--- Material to process ---

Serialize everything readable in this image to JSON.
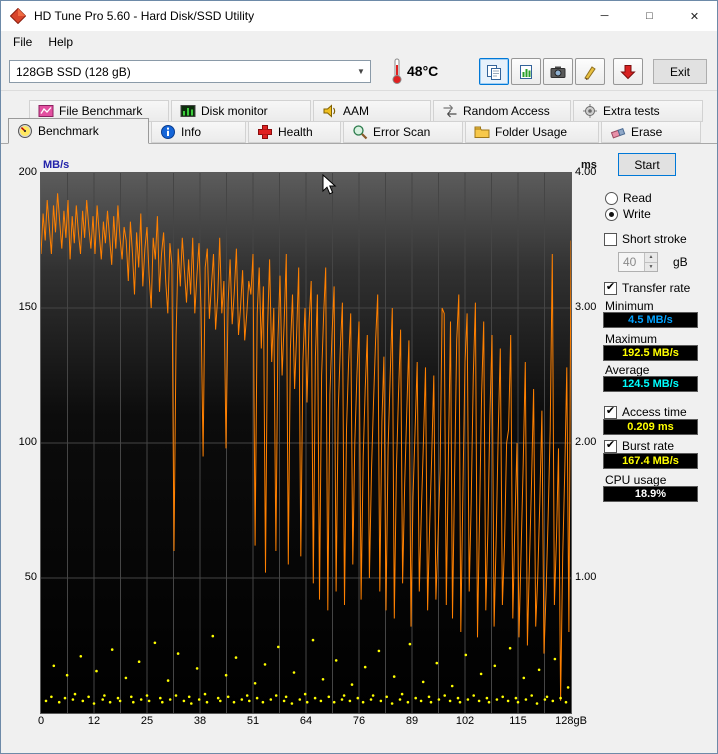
{
  "window": {
    "title": "HD Tune Pro 5.60 - Hard Disk/SSD Utility",
    "minimize_glyph": "─",
    "maximize_glyph": "□",
    "close_glyph": "✕"
  },
  "menu": {
    "file": "File",
    "help": "Help"
  },
  "toolbar": {
    "drive_select_value": "128GB SSD (128 gB)",
    "temperature": "48°C",
    "exit_label": "Exit"
  },
  "tabs": {
    "row1": [
      {
        "label": "File Benchmark"
      },
      {
        "label": "Disk monitor"
      },
      {
        "label": "AAM"
      },
      {
        "label": "Random Access"
      },
      {
        "label": "Extra tests"
      }
    ],
    "row2": [
      {
        "label": "Benchmark",
        "active": true
      },
      {
        "label": "Info"
      },
      {
        "label": "Health"
      },
      {
        "label": "Error Scan"
      },
      {
        "label": "Folder Usage"
      },
      {
        "label": "Erase"
      }
    ]
  },
  "panel": {
    "start_label": "Start",
    "read_label": "Read",
    "write_label": "Write",
    "read_selected": false,
    "write_selected": true,
    "short_stroke_label": "Short stroke",
    "short_stroke_checked": false,
    "short_stroke_value": "40",
    "short_stroke_unit": "gB",
    "transfer_rate_label": "Transfer rate",
    "transfer_rate_checked": true,
    "minimum_label": "Minimum",
    "minimum_value": "4.5 MB/s",
    "maximum_label": "Maximum",
    "maximum_value": "192.5 MB/s",
    "average_label": "Average",
    "average_value": "124.5 MB/s",
    "access_time_label": "Access time",
    "access_time_checked": true,
    "access_time_value": "0.209 ms",
    "burst_rate_label": "Burst rate",
    "burst_rate_checked": true,
    "burst_rate_value": "167.4 MB/s",
    "cpu_usage_label": "CPU usage",
    "cpu_usage_value": "18.9%",
    "value_colors": {
      "minimum": "#00a2ff",
      "maximum": "#ffff00",
      "average": "#00ffff",
      "access_time": "#ffff00",
      "burst_rate": "#ffff00",
      "cpu_usage": "#ffffff"
    }
  },
  "icons": {
    "app-icon": "red diamond",
    "chevron-down-icon": "▼",
    "thermometer-icon": "red thermometer",
    "copy-icon": "two pages",
    "report-icon": "pages with chart",
    "camera-icon": "camera",
    "brush-icon": "yellow brush",
    "download-icon": "red down arrow",
    "spinner-up": "▲",
    "spinner-down": "▼"
  },
  "chart_data": {
    "type": "line+scatter",
    "title": "HD Tune Pro write benchmark: transfer rate (MB/s) line and access time (ms) scatter vs disk position (gB)",
    "x_axis": {
      "min": 0,
      "max": 128,
      "ticks": [
        "0",
        "12",
        "25",
        "38",
        "51",
        "64",
        "76",
        "89",
        "102",
        "115",
        "128gB"
      ]
    },
    "y_left": {
      "label": "MB/s",
      "min": 0,
      "max": 200,
      "ticks": [
        {
          "label": "200",
          "value": 200
        },
        {
          "label": "150",
          "value": 150
        },
        {
          "label": "100",
          "value": 100
        },
        {
          "label": "50",
          "value": 50
        }
      ]
    },
    "y_right": {
      "label": "ms",
      "min": 0,
      "max": 4,
      "ticks": [
        {
          "label": "4.00",
          "value": 4
        },
        {
          "label": "3.00",
          "value": 3
        },
        {
          "label": "2.00",
          "value": 2
        },
        {
          "label": "1.00",
          "value": 1
        }
      ]
    },
    "grid": {
      "v_divisions": 20,
      "h_values": [
        50,
        100,
        150
      ]
    },
    "colors": {
      "transfer_rate": "#ff8000",
      "access_time": "#ffff00",
      "grid": "#454545",
      "plot_top": "#5c5c5c",
      "plot_bottom": "#000000"
    },
    "legend": "none",
    "transfer_rate_mbps": {
      "units": "MB/s",
      "values": [
        170,
        185,
        175,
        190,
        180,
        170,
        188,
        178,
        192.5,
        182,
        172,
        186,
        176,
        190,
        168,
        184,
        174,
        188,
        178,
        170,
        186,
        176,
        190,
        180,
        172,
        184,
        170,
        188,
        178,
        168,
        182,
        174,
        186,
        176,
        166,
        184,
        172,
        188,
        176,
        168,
        180,
        175,
        160,
        182,
        170,
        155,
        178,
        165,
        185,
        158,
        172,
        180,
        162,
        150,
        176,
        168,
        184,
        156,
        170,
        178,
        160,
        148,
        174,
        166,
        60,
        140,
        172,
        158,
        176,
        164,
        152,
        168,
        155,
        176,
        148,
        162,
        174,
        150,
        95,
        165,
        172,
        146,
        158,
        170,
        142,
        154,
        176,
        148,
        160,
        98,
        152,
        168,
        144,
        156,
        172,
        140,
        150,
        164,
        138,
        148,
        160,
        155,
        170,
        62,
        148,
        165,
        135,
        158,
        52,
        142,
        168,
        130,
        150,
        60,
        138,
        162,
        125,
        145,
        170,
        55,
        135,
        155,
        120,
        140,
        165,
        58,
        130,
        150,
        115,
        145,
        160,
        48,
        132,
        155,
        42,
        125,
        148,
        165,
        38,
        118,
        140,
        158,
        45,
        112,
        135,
        152,
        40,
        105,
        130,
        148,
        55,
        100,
        125,
        145,
        42,
        95,
        120,
        140,
        50,
        90,
        115,
        138,
        155,
        45,
        108,
        132,
        38,
        98,
        125,
        150,
        35,
        90,
        118,
        142,
        48,
        85,
        112,
        138,
        32,
        80,
        105,
        130,
        45,
        75,
        100,
        128,
        38,
        70,
        95,
        125,
        42,
        65,
        90,
        150,
        148,
        40,
        95,
        145,
        35,
        88,
        138,
        155,
        30,
        82,
        130,
        148,
        45,
        78,
        125,
        152,
        28,
        72,
        118,
        145,
        38,
        68,
        110,
        140,
        32,
        65,
        105,
        135,
        40,
        62,
        100,
        105,
        140,
        35,
        70,
        100,
        28,
        60,
        92,
        130,
        25,
        55,
        85,
        120,
        32,
        50,
        78,
        112,
        22,
        45,
        72,
        105,
        170,
        40,
        65,
        98,
        4.5,
        58,
        90,
        128,
        30,
        175
      ]
    },
    "access_time_points": [
      [
        1.2,
        0.09
      ],
      [
        2.5,
        0.12
      ],
      [
        3.1,
        0.35
      ],
      [
        4.4,
        0.08
      ],
      [
        5.8,
        0.11
      ],
      [
        6.3,
        0.28
      ],
      [
        7.7,
        0.1
      ],
      [
        8.2,
        0.14
      ],
      [
        9.6,
        0.42
      ],
      [
        10.1,
        0.09
      ],
      [
        11.5,
        0.12
      ],
      [
        12.8,
        0.07
      ],
      [
        13.4,
        0.31
      ],
      [
        14.9,
        0.1
      ],
      [
        15.3,
        0.13
      ],
      [
        16.7,
        0.08
      ],
      [
        17.2,
        0.47
      ],
      [
        18.6,
        0.11
      ],
      [
        19.1,
        0.09
      ],
      [
        20.5,
        0.26
      ],
      [
        21.8,
        0.12
      ],
      [
        22.3,
        0.08
      ],
      [
        23.7,
        0.38
      ],
      [
        24.2,
        0.1
      ],
      [
        25.6,
        0.13
      ],
      [
        26.1,
        0.09
      ],
      [
        27.5,
        0.52
      ],
      [
        28.8,
        0.11
      ],
      [
        29.3,
        0.08
      ],
      [
        30.7,
        0.24
      ],
      [
        31.2,
        0.1
      ],
      [
        32.6,
        0.13
      ],
      [
        33.1,
        0.44
      ],
      [
        34.5,
        0.09
      ],
      [
        35.8,
        0.12
      ],
      [
        36.3,
        0.07
      ],
      [
        37.7,
        0.33
      ],
      [
        38.2,
        0.1
      ],
      [
        39.6,
        0.14
      ],
      [
        40.1,
        0.08
      ],
      [
        41.5,
        0.57
      ],
      [
        42.8,
        0.11
      ],
      [
        43.3,
        0.09
      ],
      [
        44.7,
        0.28
      ],
      [
        45.2,
        0.12
      ],
      [
        46.6,
        0.08
      ],
      [
        47.1,
        0.41
      ],
      [
        48.5,
        0.1
      ],
      [
        49.8,
        0.13
      ],
      [
        50.3,
        0.09
      ],
      [
        51.7,
        0.22
      ],
      [
        52.2,
        0.11
      ],
      [
        53.6,
        0.08
      ],
      [
        54.1,
        0.36
      ],
      [
        55.5,
        0.1
      ],
      [
        56.8,
        0.13
      ],
      [
        57.3,
        0.49
      ],
      [
        58.7,
        0.09
      ],
      [
        59.2,
        0.12
      ],
      [
        60.6,
        0.07
      ],
      [
        61.1,
        0.3
      ],
      [
        62.5,
        0.1
      ],
      [
        63.8,
        0.14
      ],
      [
        64.3,
        0.08
      ],
      [
        65.7,
        0.54
      ],
      [
        66.2,
        0.11
      ],
      [
        67.6,
        0.09
      ],
      [
        68.1,
        0.25
      ],
      [
        69.5,
        0.12
      ],
      [
        70.8,
        0.08
      ],
      [
        71.3,
        0.39
      ],
      [
        72.7,
        0.1
      ],
      [
        73.2,
        0.13
      ],
      [
        74.6,
        0.09
      ],
      [
        75.1,
        0.21
      ],
      [
        76.5,
        0.11
      ],
      [
        77.8,
        0.08
      ],
      [
        78.3,
        0.34
      ],
      [
        79.7,
        0.1
      ],
      [
        80.2,
        0.13
      ],
      [
        81.6,
        0.46
      ],
      [
        82.1,
        0.09
      ],
      [
        83.5,
        0.12
      ],
      [
        84.8,
        0.07
      ],
      [
        85.3,
        0.27
      ],
      [
        86.7,
        0.1
      ],
      [
        87.2,
        0.14
      ],
      [
        88.6,
        0.08
      ],
      [
        89.1,
        0.51
      ],
      [
        90.5,
        0.11
      ],
      [
        91.8,
        0.09
      ],
      [
        92.3,
        0.23
      ],
      [
        93.7,
        0.12
      ],
      [
        94.2,
        0.08
      ],
      [
        95.6,
        0.37
      ],
      [
        96.1,
        0.1
      ],
      [
        97.5,
        0.13
      ],
      [
        98.8,
        0.09
      ],
      [
        99.3,
        0.2
      ],
      [
        100.7,
        0.11
      ],
      [
        101.2,
        0.08
      ],
      [
        102.6,
        0.43
      ],
      [
        103.1,
        0.1
      ],
      [
        104.5,
        0.13
      ],
      [
        105.8,
        0.09
      ],
      [
        106.3,
        0.29
      ],
      [
        107.7,
        0.11
      ],
      [
        108.2,
        0.08
      ],
      [
        109.6,
        0.35
      ],
      [
        110.1,
        0.1
      ],
      [
        111.5,
        0.12
      ],
      [
        112.8,
        0.09
      ],
      [
        113.3,
        0.48
      ],
      [
        114.7,
        0.11
      ],
      [
        115.2,
        0.08
      ],
      [
        116.6,
        0.26
      ],
      [
        117.1,
        0.1
      ],
      [
        118.5,
        0.13
      ],
      [
        119.8,
        0.07
      ],
      [
        120.3,
        0.32
      ],
      [
        121.7,
        0.1
      ],
      [
        122.2,
        0.12
      ],
      [
        123.6,
        0.09
      ],
      [
        124.1,
        0.4
      ],
      [
        125.5,
        0.11
      ],
      [
        126.8,
        0.08
      ],
      [
        127.3,
        0.19
      ]
    ]
  }
}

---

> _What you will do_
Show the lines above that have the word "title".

> _The completed task_
    "title": "HD Tune Pro 5.60 - Hard Disk/SSD Utility",
    "title": "HD Tune Pro write benchmark: transfer rate (MB/s) line and access time (ms) scatter vs disk position (gB)",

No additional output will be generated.